Start of a renewed bull market or just another bear market rally?

What a difference two months make. Back in June we were drawing grim parallels with 1970. That’s how far back you had to go to find a start to the year as bad as the 20pc fall in the US stock market in the first half of 2022. One or two optimists noted that the Dow Jones index recovered all of its losses in the second half of 1970 and continued rising for another couple of years. But that seemed an unlikely outcome this time in the face of sky-high inflation, rising interest rates and a looming recession.

Well, not for the first time, the market has had other thoughts. Since the middle of June, the S&P 500 has risen by 17pc, retracing half of the losses incurred in the six months from the January peak. The tech-heavy Nasdaq, which led the retreat, has rebounded even more strongly, up 23pc since June. All of a sudden, a re-run of 1970 looks more feasible.

The problem, of course, is that when we look back to 1970 we do so with the benefit of hindsight. We know what happened next. Today, we are guessing what the rest of 2022 will bring. So, how do you tell if what we’ve enjoyed over the past two months is the start of a renewed bull market or just another bear market rally?

With difficulty is the short answer, because we don’t have a crystal ball, and looking backwards can only tell us so much. History rhymes, it rarely repeats, but the past is the only guide we have. So, let’s start by looking at some facts.

First, there’s been a broad-based return to form. In June just 2pc of companies in the S&P 500 were trading above their average price for the previous 20 trading days. Today 93pc of them are. Those are extreme numbers by historical standards; momentum is on our side.

What about the speed of the rally? Unfortunately, there’s not much to see here. If you overlay this year’s rebound on a chart showing all the bull markets of the past 100 years, the current one sits right in the middle of the pack. Trouble is, if you compare it to all the bear market rallies over the same period, it looks quite like them too.

You can make a good case that the market is re-running the early stages of some of the strong bull markets of recent years. But look at the bear markets that started in 2000 and 2008 too and you will see plenty of rallies that looked just like the current one before resuming their downward path. V-shaped rebounds are typical of both early-stage bull markets and bear market rallies.

When it comes to the extent of the rise, we might be onto something more useful. History suggests that bear market rallies rarely claw back more than 50pc of the previous loss. When they go beyond this point, it is usually a sign that the rally is the real deal. So, today’s recovery looks like it might be at a watershed moment. The more the market keeps rising from here the less worried I will be about a reversal.

The change in leadership is a positive signal too. Renewed bull markets are not usually led by the same sectors that led the previous up-cycle. The rally since June has seen a shift from the growth stocks that led the pandemic bull to boring old utilities, energy and dividend paying shares. There’s more to this than investors simply being tempted back into what worked before.
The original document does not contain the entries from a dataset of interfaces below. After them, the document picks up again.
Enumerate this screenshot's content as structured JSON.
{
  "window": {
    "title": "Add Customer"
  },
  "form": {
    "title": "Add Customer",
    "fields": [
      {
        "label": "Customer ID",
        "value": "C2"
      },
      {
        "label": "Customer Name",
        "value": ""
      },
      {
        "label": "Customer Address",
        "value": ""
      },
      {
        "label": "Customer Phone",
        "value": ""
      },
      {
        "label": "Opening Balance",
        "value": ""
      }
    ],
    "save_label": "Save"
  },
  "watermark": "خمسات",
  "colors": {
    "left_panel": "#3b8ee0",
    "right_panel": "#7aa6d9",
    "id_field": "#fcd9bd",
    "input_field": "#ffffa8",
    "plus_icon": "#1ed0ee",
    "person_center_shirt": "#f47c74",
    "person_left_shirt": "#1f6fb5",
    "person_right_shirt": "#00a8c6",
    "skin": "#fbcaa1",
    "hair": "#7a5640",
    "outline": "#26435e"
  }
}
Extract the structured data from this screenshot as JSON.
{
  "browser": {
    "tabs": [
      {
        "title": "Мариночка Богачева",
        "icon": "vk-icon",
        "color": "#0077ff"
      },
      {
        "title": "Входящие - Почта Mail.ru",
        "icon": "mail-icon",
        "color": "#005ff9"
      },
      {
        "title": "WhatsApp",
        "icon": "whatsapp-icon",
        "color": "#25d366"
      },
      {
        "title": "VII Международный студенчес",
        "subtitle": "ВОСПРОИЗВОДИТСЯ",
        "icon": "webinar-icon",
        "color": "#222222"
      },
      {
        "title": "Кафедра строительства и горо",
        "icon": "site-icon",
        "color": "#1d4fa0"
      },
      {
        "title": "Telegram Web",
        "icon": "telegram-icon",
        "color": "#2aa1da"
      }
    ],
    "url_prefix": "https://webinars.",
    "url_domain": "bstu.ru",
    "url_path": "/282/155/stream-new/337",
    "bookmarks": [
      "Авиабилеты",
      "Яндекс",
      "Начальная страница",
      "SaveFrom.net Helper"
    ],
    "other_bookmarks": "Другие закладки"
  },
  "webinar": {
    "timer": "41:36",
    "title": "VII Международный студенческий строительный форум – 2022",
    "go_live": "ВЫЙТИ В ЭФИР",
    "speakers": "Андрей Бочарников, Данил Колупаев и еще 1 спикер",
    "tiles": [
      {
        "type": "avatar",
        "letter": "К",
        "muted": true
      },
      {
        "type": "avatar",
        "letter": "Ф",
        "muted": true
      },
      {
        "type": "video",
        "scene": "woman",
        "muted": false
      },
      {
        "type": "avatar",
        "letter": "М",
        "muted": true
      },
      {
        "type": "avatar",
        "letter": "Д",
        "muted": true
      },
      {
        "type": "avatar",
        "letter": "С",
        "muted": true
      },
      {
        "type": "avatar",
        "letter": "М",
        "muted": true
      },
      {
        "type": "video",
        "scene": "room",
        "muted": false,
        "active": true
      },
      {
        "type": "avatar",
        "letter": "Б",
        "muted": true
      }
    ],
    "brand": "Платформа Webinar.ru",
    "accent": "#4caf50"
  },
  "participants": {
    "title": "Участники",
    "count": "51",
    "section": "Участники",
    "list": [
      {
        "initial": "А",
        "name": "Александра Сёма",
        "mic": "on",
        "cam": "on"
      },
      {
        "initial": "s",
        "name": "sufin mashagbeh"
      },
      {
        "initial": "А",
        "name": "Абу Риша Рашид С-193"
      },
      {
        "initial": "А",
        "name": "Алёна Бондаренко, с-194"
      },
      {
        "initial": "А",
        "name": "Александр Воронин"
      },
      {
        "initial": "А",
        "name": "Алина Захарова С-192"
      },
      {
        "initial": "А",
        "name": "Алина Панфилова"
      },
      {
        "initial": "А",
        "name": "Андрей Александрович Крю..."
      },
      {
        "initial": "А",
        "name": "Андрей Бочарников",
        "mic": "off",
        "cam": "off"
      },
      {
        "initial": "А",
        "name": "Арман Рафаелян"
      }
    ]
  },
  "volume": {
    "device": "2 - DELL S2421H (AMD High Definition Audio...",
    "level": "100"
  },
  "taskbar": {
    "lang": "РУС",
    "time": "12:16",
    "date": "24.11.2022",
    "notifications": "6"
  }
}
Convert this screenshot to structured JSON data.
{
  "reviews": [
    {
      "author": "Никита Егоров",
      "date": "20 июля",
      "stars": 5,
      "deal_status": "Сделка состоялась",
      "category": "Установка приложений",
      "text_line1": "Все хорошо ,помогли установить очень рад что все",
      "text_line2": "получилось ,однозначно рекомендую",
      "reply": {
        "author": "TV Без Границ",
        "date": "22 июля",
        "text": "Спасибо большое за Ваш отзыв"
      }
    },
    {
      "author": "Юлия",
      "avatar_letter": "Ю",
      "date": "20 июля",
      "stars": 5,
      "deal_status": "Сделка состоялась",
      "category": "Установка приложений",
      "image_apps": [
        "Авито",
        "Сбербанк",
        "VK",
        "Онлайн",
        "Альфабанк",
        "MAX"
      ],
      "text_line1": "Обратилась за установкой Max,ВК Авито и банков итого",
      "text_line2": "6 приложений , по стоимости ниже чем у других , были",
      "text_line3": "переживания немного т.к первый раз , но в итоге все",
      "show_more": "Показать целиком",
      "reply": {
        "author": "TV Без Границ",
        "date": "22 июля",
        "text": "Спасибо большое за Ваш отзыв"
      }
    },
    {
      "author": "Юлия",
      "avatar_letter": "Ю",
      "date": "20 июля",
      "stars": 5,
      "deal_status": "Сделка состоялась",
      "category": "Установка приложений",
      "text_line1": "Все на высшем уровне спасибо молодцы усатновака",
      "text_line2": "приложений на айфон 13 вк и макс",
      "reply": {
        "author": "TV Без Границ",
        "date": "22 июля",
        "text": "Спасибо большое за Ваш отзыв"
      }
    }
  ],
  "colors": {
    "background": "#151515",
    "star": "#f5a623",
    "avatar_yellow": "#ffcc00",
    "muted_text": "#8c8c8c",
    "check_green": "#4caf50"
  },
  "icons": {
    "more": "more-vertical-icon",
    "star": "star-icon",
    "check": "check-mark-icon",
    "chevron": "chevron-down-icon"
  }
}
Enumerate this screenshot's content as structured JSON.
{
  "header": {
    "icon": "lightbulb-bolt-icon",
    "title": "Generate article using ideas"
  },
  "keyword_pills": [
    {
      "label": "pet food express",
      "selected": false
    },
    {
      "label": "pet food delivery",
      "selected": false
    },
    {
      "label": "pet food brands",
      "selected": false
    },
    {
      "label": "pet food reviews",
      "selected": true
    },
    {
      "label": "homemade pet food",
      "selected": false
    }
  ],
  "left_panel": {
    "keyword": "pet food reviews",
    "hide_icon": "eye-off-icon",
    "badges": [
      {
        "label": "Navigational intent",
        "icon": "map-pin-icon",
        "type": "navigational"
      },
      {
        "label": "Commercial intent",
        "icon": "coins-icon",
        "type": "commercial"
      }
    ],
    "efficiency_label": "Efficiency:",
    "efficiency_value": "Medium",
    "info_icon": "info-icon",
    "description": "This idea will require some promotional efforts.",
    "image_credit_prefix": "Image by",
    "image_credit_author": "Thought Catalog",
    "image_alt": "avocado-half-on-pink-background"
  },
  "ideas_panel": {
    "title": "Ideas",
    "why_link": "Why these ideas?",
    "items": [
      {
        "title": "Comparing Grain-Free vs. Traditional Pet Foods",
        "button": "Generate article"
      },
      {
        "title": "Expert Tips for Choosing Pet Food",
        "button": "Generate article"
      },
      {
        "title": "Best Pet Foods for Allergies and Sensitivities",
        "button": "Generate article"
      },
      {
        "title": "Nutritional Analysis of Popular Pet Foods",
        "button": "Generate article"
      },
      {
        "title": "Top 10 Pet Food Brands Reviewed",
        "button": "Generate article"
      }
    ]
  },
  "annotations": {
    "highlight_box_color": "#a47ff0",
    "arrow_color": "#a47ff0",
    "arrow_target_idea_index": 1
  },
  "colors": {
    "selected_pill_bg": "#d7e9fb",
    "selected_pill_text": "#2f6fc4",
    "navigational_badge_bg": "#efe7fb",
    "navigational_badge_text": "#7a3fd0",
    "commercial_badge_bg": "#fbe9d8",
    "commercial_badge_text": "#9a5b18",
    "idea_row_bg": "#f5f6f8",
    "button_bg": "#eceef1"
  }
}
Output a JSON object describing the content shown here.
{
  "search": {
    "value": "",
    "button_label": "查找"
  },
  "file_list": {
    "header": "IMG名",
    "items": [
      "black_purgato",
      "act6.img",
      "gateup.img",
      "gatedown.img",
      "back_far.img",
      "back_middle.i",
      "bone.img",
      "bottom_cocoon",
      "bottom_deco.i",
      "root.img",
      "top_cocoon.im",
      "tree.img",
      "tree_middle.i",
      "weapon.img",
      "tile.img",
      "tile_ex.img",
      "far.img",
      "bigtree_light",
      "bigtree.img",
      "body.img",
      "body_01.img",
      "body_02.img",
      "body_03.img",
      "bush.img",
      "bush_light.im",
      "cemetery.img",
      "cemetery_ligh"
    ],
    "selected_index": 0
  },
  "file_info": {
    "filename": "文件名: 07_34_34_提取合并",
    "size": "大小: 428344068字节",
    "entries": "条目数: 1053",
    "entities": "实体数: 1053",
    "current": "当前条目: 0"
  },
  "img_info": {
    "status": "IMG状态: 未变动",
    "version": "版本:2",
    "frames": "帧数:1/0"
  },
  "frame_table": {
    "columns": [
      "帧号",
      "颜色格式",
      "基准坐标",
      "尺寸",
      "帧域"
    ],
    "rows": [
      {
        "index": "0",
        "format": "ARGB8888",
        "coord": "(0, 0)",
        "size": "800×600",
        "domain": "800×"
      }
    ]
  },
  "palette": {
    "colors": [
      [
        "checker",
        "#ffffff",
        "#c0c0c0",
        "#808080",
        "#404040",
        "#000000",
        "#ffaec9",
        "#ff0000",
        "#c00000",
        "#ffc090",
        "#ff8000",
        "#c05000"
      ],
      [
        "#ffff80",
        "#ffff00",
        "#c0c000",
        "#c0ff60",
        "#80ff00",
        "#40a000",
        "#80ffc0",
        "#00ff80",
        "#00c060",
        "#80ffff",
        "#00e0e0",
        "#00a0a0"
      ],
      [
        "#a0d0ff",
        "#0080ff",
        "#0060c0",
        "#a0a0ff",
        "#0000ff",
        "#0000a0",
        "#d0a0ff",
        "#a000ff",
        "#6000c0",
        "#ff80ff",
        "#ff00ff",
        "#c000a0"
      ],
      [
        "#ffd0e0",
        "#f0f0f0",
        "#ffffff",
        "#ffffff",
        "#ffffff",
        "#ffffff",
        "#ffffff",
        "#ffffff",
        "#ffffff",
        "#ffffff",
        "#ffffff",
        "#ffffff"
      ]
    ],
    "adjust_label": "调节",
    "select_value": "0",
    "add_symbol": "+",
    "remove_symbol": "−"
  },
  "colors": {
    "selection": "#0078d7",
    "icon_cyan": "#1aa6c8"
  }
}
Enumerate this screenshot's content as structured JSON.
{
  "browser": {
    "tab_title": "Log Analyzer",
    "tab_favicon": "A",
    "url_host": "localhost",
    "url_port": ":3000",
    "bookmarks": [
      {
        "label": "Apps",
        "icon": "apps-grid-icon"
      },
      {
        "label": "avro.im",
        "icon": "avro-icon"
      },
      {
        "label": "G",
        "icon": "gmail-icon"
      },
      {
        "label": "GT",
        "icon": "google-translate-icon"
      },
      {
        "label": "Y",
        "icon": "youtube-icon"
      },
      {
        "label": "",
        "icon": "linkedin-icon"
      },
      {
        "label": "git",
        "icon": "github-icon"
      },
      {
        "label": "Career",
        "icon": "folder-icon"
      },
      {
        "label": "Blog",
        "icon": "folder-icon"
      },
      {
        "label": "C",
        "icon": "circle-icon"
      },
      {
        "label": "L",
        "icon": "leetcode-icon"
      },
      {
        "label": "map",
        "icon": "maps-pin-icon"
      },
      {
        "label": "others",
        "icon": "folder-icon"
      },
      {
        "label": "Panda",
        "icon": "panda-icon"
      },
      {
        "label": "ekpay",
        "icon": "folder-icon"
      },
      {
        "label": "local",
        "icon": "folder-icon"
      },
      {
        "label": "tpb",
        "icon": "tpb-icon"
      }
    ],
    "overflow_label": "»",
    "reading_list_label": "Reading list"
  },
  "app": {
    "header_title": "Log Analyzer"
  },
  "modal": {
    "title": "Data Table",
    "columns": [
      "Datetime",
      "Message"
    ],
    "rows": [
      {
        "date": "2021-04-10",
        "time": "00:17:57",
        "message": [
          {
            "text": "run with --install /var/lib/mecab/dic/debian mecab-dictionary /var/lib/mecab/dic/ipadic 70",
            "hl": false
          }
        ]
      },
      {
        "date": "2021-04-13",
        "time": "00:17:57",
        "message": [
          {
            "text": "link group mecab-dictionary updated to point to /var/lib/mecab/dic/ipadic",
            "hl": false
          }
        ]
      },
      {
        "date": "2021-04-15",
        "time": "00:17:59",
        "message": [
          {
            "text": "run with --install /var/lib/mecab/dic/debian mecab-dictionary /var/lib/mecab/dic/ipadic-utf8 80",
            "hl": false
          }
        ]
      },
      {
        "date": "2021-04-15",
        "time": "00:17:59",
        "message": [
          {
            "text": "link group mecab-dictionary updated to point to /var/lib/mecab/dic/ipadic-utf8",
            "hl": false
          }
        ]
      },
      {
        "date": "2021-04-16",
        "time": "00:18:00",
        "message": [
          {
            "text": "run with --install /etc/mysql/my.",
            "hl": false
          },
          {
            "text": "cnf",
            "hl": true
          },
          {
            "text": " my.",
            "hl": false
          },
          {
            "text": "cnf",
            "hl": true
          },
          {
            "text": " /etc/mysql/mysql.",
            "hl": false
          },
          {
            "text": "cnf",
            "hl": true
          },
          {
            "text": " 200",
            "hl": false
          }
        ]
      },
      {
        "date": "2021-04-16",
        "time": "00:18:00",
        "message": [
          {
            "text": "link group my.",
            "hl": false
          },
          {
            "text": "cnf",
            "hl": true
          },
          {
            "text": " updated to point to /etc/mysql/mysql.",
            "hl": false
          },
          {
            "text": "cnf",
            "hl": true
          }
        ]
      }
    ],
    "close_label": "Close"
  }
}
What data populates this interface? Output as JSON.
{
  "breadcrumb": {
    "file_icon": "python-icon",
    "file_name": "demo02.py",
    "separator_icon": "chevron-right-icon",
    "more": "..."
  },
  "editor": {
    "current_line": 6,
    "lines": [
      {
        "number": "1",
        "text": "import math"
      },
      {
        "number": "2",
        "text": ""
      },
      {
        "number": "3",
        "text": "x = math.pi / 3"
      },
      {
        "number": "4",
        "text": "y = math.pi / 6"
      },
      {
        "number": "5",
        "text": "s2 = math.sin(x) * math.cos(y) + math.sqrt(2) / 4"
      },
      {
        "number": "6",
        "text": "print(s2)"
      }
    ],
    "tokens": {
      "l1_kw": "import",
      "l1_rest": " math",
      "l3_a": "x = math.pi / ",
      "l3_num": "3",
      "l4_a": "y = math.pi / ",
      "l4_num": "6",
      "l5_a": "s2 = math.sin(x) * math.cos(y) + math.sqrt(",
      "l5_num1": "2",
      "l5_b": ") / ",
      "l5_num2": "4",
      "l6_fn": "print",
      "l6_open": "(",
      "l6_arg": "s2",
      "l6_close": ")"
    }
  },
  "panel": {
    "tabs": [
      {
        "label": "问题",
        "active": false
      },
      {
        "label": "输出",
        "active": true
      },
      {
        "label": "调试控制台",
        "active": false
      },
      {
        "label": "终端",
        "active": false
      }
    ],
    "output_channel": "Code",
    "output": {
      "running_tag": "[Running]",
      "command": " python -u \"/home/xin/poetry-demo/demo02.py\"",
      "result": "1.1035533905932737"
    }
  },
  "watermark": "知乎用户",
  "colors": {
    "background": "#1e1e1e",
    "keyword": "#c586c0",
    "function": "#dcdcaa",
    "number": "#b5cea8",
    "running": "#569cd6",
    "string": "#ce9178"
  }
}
Those are the positives. There are some important notes of caution too. The first is that sentiment has quickly recovered from the abnormally low levels it reached in June. I’d feel more positive if more people still felt negative. Valuations tell a similar story. The rally has pushed earnings multiples back up to levels that don’t feel obviously cheap.

And those valuations are not likely to be rescued by earnings. The results season just finished was not as bad as some feared, but strip out soaring energy profits and the rest of the market is only just moving in the right direction. Earnings are not a drag on the market, but they are not providing much of a tailwind either. Finally, interest rates. Yes, the terminal point of the cycle may be a bit lower than we feared, but the Fed is not finished yet by any stretch.

In short, we don’t know if this is the start of a renewed bull or a bear market rally. And, if you are anything like me, that probably means you have spent the past two months doing little, watching the market rise and getting irritated that another opportunity has passed you by. Well, rather than get cross we should get real. That is how things always are. The way our brains are wired to avoid loss and pain means we will usually miss these short-term trades. We probably shouldn’t even try.

A far better approach to benefiting from the summer rebound would have been to have invested regularly, systematically and without emotion as the market fell through the first six months of the year. Anyone who had done that would have found themselves usefully exposed to the market in June despite, not because of, what they felt about the economic and investment outlook.

When I play golf, I start the round with a plan. I know which club I’m going to use and when. What usually happens is that I have a couple of bad holes, I start to chase my score, try to match the great shot my partner has just played….and reach for my driver. It’s invariably a bad idea, the equivalent of jumping feet first into the market at the top of a bear market rally. Stick to the plan. Eliminate the emotion. Do as I say, not as I play.

Tom Stevenson is an investment director at Fidelity International. The views are his own.